For 34 years, Country Day’s Upper School students, faculty, and staff have taken a two-day break from the rigors of academia to host the Special Olympics Mecklenburg County Spring Games on Cannon Campus. The event is a huge undertaking, with 1,100 athletes and nearly 900 Country Day and community volunteers.
Over the years, Special Olympics has become a part of our school’s identity—an event that younger students look forward to and alumni recall as one of their most cherished high school memories.
This year was no different. Despite steady rain on the first day of competition, the event was filled with hugs, smiles, and high-fives. Here’s a look at this year’s event through eyes of various community members.

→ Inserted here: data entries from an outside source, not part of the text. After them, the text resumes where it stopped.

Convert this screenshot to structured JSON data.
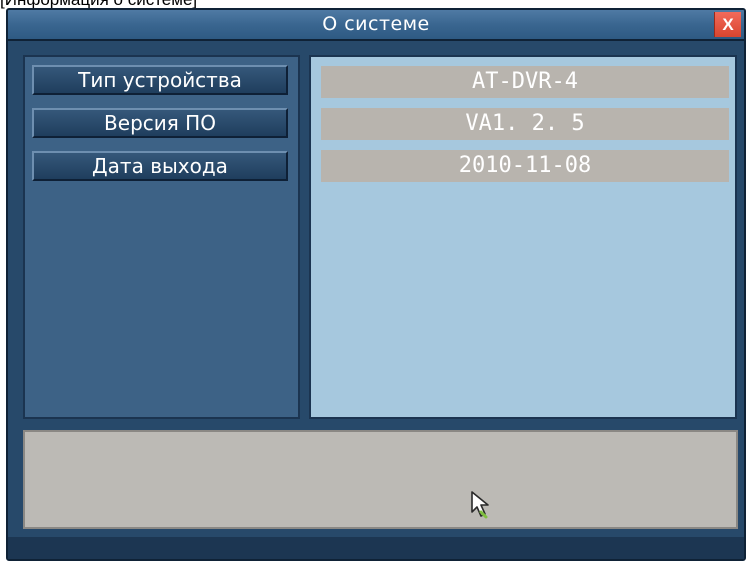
{
  "caption": "[Информация о системе]",
  "window": {
    "title": "О системе",
    "close_label": "X"
  },
  "labels": [
    "Тип устройства",
    "Версия ПО",
    "Дата выхода"
  ],
  "values": [
    "AT-DVR-4",
    "VA1. 2. 5",
    "2010-11-08"
  ],
  "colors": {
    "window_bg": "#27496a",
    "left_panel_bg": "#3d6286",
    "right_panel_bg": "#a6c8de",
    "value_field_bg": "#b8b4ae",
    "status_bg": "#bcbab5",
    "close_button_bg": "#d8452f"
  },
  "icons": {
    "pointer": "mouse-cursor-icon"
  }
}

A Special Olympian’s mother posted this moving and powerful thank you to the school’s Facebook page. It’s a shining example of our Affirmation of Community, mission, and key values in action:
"I was impressed by the understanding and compassion the two young men that were assigned to help my son, Marcus, displayed. For this one day our family was accepted and people didn't stare ❤. Special thanks to Peter and Vaed (don't know their last names), but their parents (and the school) have taught them something that most people never learn, understanding, patience and acceptance for diversity! Thank you all."

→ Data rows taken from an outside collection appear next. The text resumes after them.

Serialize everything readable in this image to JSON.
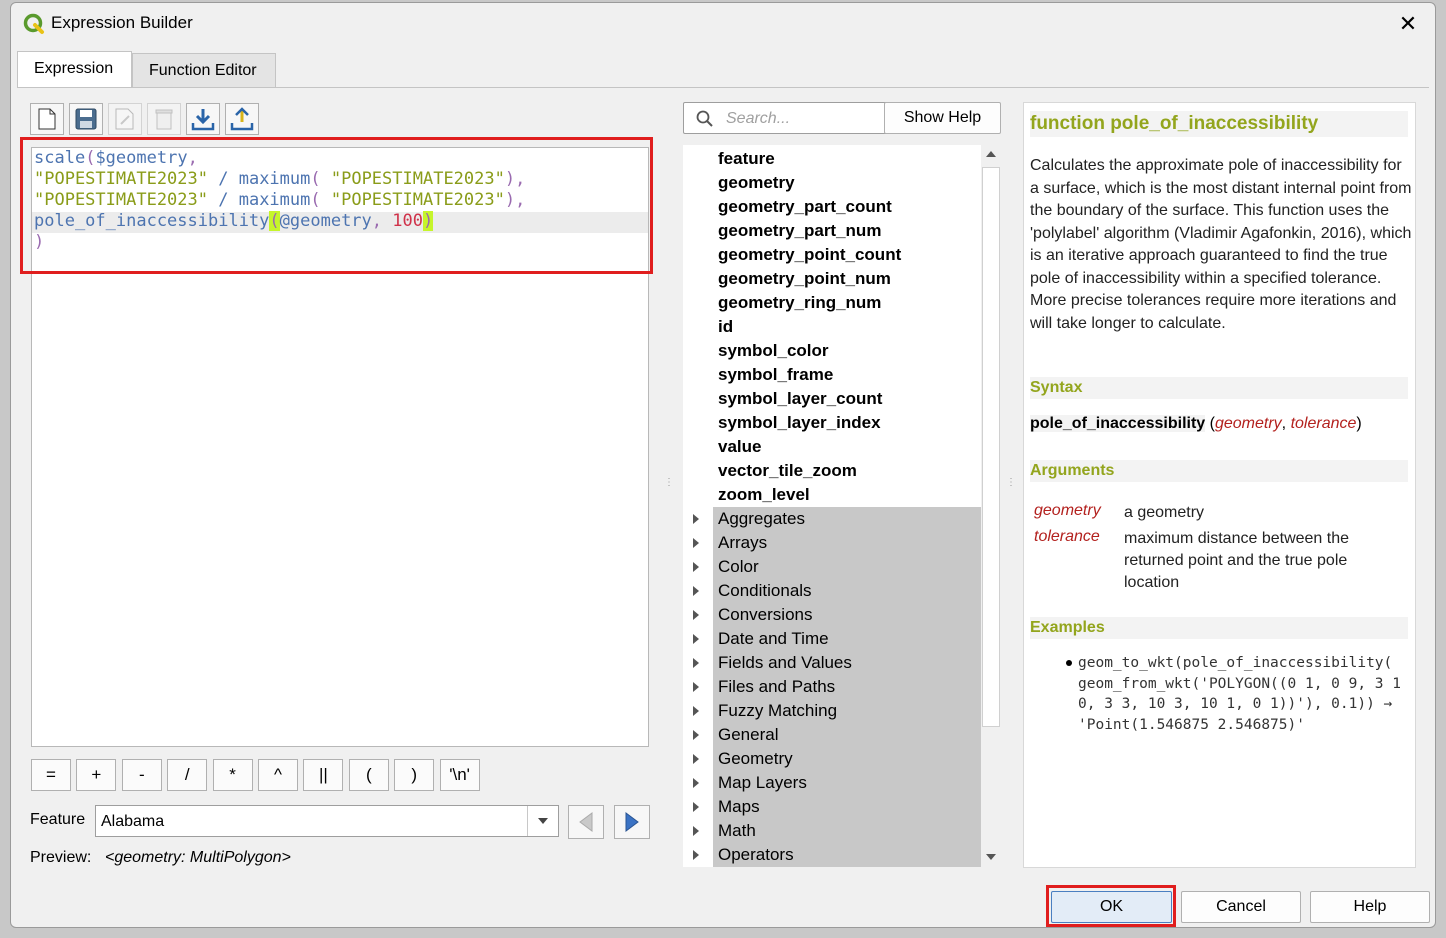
{
  "window": {
    "title": "Expression Builder"
  },
  "tabs": [
    {
      "label": "Expression"
    },
    {
      "label": "Function Editor"
    }
  ],
  "editor": {
    "lines": [
      [
        {
          "t": "scale",
          "c": "c-fn"
        },
        {
          "t": "(",
          "c": "c-par"
        },
        {
          "t": "$geometry",
          "c": "c-fn"
        },
        {
          "t": ",",
          "c": "c-par"
        }
      ],
      [
        {
          "t": "\"POPESTIMATE2023\"",
          "c": "c-str"
        },
        {
          "t": " / ",
          "c": "c-op"
        },
        {
          "t": "maximum",
          "c": "c-fn"
        },
        {
          "t": "( ",
          "c": "c-par"
        },
        {
          "t": "\"POPESTIMATE2023\"",
          "c": "c-str"
        },
        {
          "t": "),",
          "c": "c-par"
        }
      ],
      [
        {
          "t": "\"POPESTIMATE2023\"",
          "c": "c-str"
        },
        {
          "t": " / ",
          "c": "c-op"
        },
        {
          "t": "maximum",
          "c": "c-fn"
        },
        {
          "t": "( ",
          "c": "c-par"
        },
        {
          "t": "\"POPESTIMATE2023\"",
          "c": "c-str"
        },
        {
          "t": "),",
          "c": "c-par"
        }
      ],
      [
        {
          "t": "pole_of_inaccessibility",
          "c": "c-fn"
        },
        {
          "t": "(",
          "c": "c-par c-hl"
        },
        {
          "t": "@geometry",
          "c": "c-fn"
        },
        {
          "t": ", ",
          "c": "c-par"
        },
        {
          "t": "100",
          "c": "c-num"
        },
        {
          "t": ")",
          "c": "c-par c-hl"
        }
      ],
      [
        {
          "t": ")",
          "c": "c-par"
        }
      ]
    ]
  },
  "operators": [
    "=",
    "+",
    "-",
    "/",
    "*",
    "^",
    "||",
    "(",
    ")",
    "'\\n'"
  ],
  "feature": {
    "label": "Feature",
    "value": "Alabama"
  },
  "preview": {
    "label": "Preview:",
    "value": "<geometry: MultiPolygon>"
  },
  "search": {
    "placeholder": "Search..."
  },
  "show_help": "Show Help",
  "tree": {
    "leaves": [
      "feature",
      "geometry",
      "geometry_part_count",
      "geometry_part_num",
      "geometry_point_count",
      "geometry_point_num",
      "geometry_ring_num",
      "id",
      "symbol_color",
      "symbol_frame",
      "symbol_layer_count",
      "symbol_layer_index",
      "value",
      "vector_tile_zoom",
      "zoom_level"
    ],
    "groups": [
      "Aggregates",
      "Arrays",
      "Color",
      "Conditionals",
      "Conversions",
      "Date and Time",
      "Fields and Values",
      "Files and Paths",
      "Fuzzy Matching",
      "General",
      "Geometry",
      "Map Layers",
      "Maps",
      "Math",
      "Operators"
    ]
  },
  "help": {
    "title": "function pole_of_inaccessibility",
    "description": "Calculates the approximate pole of inaccessibility for a surface, which is the most distant internal point from the boundary of the surface. This function uses the 'polylabel' algorithm (Vladimir Agafonkin, 2016), which is an iterative approach guaranteed to find the true pole of inaccessibility within a specified tolerance. More precise tolerances require more iterations and will take longer to calculate.",
    "syntax_heading": "Syntax",
    "syntax_fn": "pole_of_inaccessibility",
    "syntax_open": " (",
    "syntax_arg1": "geometry",
    "syntax_comma": ", ",
    "syntax_arg2": "tolerance",
    "syntax_close": ")",
    "arguments_heading": "Arguments",
    "args": [
      {
        "name": "geometry",
        "desc": "a geometry"
      },
      {
        "name": "tolerance",
        "desc": "maximum distance between the returned point and the true pole location"
      }
    ],
    "examples_heading": "Examples",
    "example": "geom_to_wkt(pole_of_inaccessibility( geom_from_wkt('POLYGON((0 1, 0 9, 3 10, 3 3, 10 3, 10 1, 0 1))'), 0.1)) → 'Point(1.546875 2.546875)'"
  },
  "buttons": {
    "ok": "OK",
    "cancel": "Cancel",
    "help": "Help"
  }
}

South Charlotte Weekly Story
South Charlotte Weekly ran a story about our Special Olympics tradition and profiled junior Brooks Riley, whose positive experience with Country Day’s two-day event led her to become a coach for a soccer team in the fall and swim team in the winter. Brooks says the relationship is reciprocal: “At lot of the athletes teach me lessons through their drive to want to be better, which inspires me to want to be better.” Read the full story.
Parent Doug Drew was on hand the first day to capture many photos, including this student smiling through the rain.
See more here.